James M. Humber, PhD
JAMA. 1985;254(21):3110. doi:10.1001/jama.1985.03360210126051.
Text Size: A A A
Published online


While reading this text I experienced severe ambivalence. On the one hand, the authors achieve their stated purpose; on the other hand, their purpose is such that it virtually requires superficiality. Hence my ambivalence.

In the preface, the authors state their purpose:

We think that these issues [in medical ethics] should be argued in a reasoned, reasonable manner that ordinary people can understand so that they too can participate in the determination of a framework which can guide the application of medical science. Our book is aimed at the interested public.... (page ix)

The authors accomplish this purpose. Their text is well written, easily understandable, and a palatable introduction to many of the issues troubling medical ethicists today, eg, genetic engineering, euthanasia, abortion, brain death, tissue transplants, artificial insemination, and genetic screening. In addition, the authors have appended ethical codes such as the Hippocratic Oath, the International Code of Medical


Sign In to Access Full Content

Don't have Access?

Register and get free email Table of Contents alerts, saved searches, PowerPoint downloads, CME quizzes, and more

Subscribe for full-text access to content from 1998 forward and a host of useful features

Activate your current subscription (AMA members and current subscribers)

Purchase Online Access to this article for 24 hours




Meets CME requirements for:
Browse CME for all U.S. States
Accreditation Information
The American Medical Association is accredited by the Accreditation Council for Continuing Medical Education to provide continuing medical education for physicians. The AMA designates this journal-based CME activity for a maximum of 1 AMA PRA Category 1 CreditTM per course. Physicians should claim only the credit commensurate with the extent of their participation in the activity. Physicians who complete the CME course and score at least 80% correct on the quiz are eligible for AMA PRA Category 1 CreditTM.
Note: You must get at least of the answers correct to pass this quiz.
You have not filled in all the answers to complete this quiz
The following questions were not answered:
Sorry, you have unsuccessfully completed this CME quiz with a score of
The following questions were not answered correctly:
Commitment to Change (optional):
Indicate what change(s) you will implement in your practice, if any, based on this CME course.
Your quiz results:
The filled radio buttons indicate your responses.

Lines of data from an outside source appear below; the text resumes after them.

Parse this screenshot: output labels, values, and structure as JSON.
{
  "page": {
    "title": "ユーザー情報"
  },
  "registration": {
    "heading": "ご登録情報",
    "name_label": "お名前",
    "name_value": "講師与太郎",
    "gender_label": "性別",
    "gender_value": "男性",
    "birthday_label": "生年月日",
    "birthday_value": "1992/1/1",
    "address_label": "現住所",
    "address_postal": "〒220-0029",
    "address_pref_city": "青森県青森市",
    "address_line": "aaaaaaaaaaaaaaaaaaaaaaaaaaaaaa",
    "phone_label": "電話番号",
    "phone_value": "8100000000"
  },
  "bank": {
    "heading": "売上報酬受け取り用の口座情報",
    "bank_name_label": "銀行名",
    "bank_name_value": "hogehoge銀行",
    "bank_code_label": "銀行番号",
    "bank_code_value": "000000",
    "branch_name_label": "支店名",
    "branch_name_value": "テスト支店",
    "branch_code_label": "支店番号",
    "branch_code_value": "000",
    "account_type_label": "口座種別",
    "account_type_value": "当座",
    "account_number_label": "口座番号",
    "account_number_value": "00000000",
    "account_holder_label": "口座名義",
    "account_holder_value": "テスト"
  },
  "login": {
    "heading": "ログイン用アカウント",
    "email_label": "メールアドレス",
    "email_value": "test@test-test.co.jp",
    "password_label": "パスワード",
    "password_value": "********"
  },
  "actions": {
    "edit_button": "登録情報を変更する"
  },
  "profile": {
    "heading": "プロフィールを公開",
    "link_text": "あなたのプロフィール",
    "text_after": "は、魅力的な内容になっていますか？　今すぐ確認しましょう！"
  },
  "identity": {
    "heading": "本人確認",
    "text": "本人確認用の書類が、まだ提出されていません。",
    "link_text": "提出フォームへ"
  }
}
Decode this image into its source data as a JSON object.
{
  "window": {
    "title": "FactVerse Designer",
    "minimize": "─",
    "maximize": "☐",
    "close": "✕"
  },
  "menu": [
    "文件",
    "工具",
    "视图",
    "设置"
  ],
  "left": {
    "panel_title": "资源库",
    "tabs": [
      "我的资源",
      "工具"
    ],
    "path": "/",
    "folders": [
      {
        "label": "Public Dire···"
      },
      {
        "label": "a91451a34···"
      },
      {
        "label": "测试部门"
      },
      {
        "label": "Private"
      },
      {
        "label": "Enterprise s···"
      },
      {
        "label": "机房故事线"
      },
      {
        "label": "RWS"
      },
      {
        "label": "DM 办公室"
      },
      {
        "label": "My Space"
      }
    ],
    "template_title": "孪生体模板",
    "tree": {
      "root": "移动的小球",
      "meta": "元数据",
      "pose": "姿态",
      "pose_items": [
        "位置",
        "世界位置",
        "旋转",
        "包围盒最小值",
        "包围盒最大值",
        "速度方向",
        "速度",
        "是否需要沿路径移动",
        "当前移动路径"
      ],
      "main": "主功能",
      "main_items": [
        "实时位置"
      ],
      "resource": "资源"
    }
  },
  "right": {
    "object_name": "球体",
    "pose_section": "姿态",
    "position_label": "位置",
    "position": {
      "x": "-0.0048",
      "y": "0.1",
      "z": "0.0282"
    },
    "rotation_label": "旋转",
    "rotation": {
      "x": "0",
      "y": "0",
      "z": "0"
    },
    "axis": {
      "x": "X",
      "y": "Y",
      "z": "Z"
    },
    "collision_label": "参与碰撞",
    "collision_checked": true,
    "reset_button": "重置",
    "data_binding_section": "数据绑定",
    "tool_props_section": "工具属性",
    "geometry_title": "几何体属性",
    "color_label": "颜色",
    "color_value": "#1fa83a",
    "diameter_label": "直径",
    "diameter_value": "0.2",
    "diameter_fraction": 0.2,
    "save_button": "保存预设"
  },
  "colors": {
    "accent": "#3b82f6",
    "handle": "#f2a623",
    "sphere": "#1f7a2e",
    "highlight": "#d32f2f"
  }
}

The preferred responses are highlighted
For CME Course: A Proposed Model for Initial Assessment and Management of Acute Heart Failure Syndromes
Indicate what changes(s) you will implement in your practice, if any, based on this CME course.
Citing articles are presented as examples only. In non-demo SCM6 implementation, integration with CrossRef’s "Cited By" API will populate this tab (http://www.crossref.org/citedby.html).


Some tools below are only available to our subscribers or users with an online account.

Sign In to Access Full Content

Related Content

Customize your page view by dragging & repositioning the boxes below.